Infants who were massaged before bedtime adjusted to a more favorable rest-activity cycle by the age of 8 weeks and produced more melatonin, a sleep regulator, during the night by the age of 12 weeks, according to a recent study.
“Massage Therapy by Mothers Enhances Adjustment of Circadian Rhythms to the Nocturnal Period in Full-Term Infants” was conducted by Sari Goldstein Ferber, Ph.D., Moshe Laudon, Ph.D., Jacob Kuint, M.D., Aron Weller, Ph.D., and Nava Zisapel, Ph.D.
Twenty-one mother-infant pairs were randomly assigned to one of two groups: the treatment group, in which mothers massaged their infants before bedtime, or the control group, in which there was no intervention.
Mothers in the treatment group were instructed to get their babies ready for bed between 8-9 PM, and to provide 30 minutes of massage therapy to the infant every day for 14 days, starting when the infants were 10 days old.
The massage consisted of light, circular strokes of the baby’s back with one hand, while touching the baby’s head with the other hand. After 14 days, the massage was discontinued.
Both groups restricted light in the baby’s room to the hours of 6 AM – 8 PM.
Actigraph measures, which monitor the number of movements per minute, were taken at 6 and 8 weeks of age. Mothers placed an actigraph Velcro belt on one of their infant’s legs for a 20-hour recording period.
Activity levels of the groups were compared during five four-hour time spans: 11 PM – 3 AM, 3 – 7 AM, 7 – 11 AM, 11 AM – 3 PM, and 3 – 7 PM. Diaries accounted for movement during diaper changes or other events, and actigraph readings for these time periods were discarded.

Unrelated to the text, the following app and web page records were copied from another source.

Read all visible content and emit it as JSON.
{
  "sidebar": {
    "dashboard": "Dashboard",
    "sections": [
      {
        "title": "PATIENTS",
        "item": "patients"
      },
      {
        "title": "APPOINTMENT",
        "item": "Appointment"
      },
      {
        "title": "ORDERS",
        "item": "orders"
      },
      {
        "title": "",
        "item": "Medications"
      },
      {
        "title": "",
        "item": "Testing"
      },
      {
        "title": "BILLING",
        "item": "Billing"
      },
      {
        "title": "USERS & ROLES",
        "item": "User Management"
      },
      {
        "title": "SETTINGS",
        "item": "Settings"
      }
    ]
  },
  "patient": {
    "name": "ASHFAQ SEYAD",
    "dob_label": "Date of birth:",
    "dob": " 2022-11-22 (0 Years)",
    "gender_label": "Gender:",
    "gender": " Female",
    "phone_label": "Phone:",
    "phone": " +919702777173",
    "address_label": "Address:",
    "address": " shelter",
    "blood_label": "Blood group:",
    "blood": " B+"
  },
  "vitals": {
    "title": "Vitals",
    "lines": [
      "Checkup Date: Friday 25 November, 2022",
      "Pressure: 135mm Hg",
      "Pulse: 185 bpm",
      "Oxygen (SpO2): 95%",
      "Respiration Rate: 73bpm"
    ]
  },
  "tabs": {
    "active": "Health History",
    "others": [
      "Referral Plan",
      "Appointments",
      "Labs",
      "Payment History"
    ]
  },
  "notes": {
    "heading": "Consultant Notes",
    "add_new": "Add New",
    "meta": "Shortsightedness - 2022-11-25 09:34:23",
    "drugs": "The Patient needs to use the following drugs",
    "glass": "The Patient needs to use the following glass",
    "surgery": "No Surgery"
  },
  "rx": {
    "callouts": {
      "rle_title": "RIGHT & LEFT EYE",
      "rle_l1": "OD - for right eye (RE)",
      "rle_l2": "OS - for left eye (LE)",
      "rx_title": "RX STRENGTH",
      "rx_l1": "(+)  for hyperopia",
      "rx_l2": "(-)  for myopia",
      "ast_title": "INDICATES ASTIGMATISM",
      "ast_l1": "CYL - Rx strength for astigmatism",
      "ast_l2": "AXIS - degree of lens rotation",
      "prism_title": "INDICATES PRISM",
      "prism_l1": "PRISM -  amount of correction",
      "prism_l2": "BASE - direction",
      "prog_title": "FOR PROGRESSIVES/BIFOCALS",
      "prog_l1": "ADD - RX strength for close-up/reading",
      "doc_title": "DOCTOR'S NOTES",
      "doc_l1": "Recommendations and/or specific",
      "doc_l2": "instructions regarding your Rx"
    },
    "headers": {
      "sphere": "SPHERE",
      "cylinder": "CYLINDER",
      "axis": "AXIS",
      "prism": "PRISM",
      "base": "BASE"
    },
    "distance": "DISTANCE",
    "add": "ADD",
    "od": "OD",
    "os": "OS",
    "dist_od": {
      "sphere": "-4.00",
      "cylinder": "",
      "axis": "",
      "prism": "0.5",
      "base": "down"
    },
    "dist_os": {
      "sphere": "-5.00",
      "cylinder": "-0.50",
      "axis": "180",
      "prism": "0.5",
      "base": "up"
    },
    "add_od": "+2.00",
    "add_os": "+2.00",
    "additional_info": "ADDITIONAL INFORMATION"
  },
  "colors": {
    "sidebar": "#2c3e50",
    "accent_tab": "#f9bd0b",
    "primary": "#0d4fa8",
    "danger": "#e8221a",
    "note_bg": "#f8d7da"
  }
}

At 8 weeks, infants in the massage group experienced peak activity from 3 – 7 AM, while peak activity of infants in the control group happened from 11 PM – 3 AM.
A secondary peak of activity for infants in the massage group was 3 – 7 PM. For infants in the control group, it was 11 AM – 3 PM.
“The activity hours of the treated infants may ” be more supportive of maternal well-being compared with the activity hours of the nontreated controls, as they seem better adjusted to the mother’s schedule,” state the study’s authors.
Urinary excretion of 6-sulphatoxymelatonin at night was evaluated. Excretion of this substance reflects the production of the hormone melatonin, a sleep regulator and time cue in humans. Diapers used by the infants during the night (7 PM – 8 AM) were collected and analyzed at ages 6, 8 and 12 weeks.
At 12 weeks, the nocturnal urinary excretion of 6-sulphatoxymelatonin was significantly greater in the treated infants compared to the control group.
“Practitioners may be advised to instruct mothers to provide behavioral presleep massage treatment in early infant care, because the results strongly indicate that this may have long-term, beneficial effects on development of properly phase-adjusted rhythmicity,” state the study’s authors.
Source: Tel Aviv University departments of neonatology and neurobiochemistry in Tel Aviv, Israel; Neurim Pharmaceuticals Ltd.; and the Bar Iian University Department of Psychology. Authors: Sari Goldstein Ferber, Ph.D., Moshe Laudon, Ph.D., Jacob Kuint, M.D., Aron Weller, Ph.D., and Nava Zisapel, Ph.D. Originally published in the Journal of Developmental and Behavioral Pediatrics, December 2002, Vol. 23, No. 6, pp. 410-415.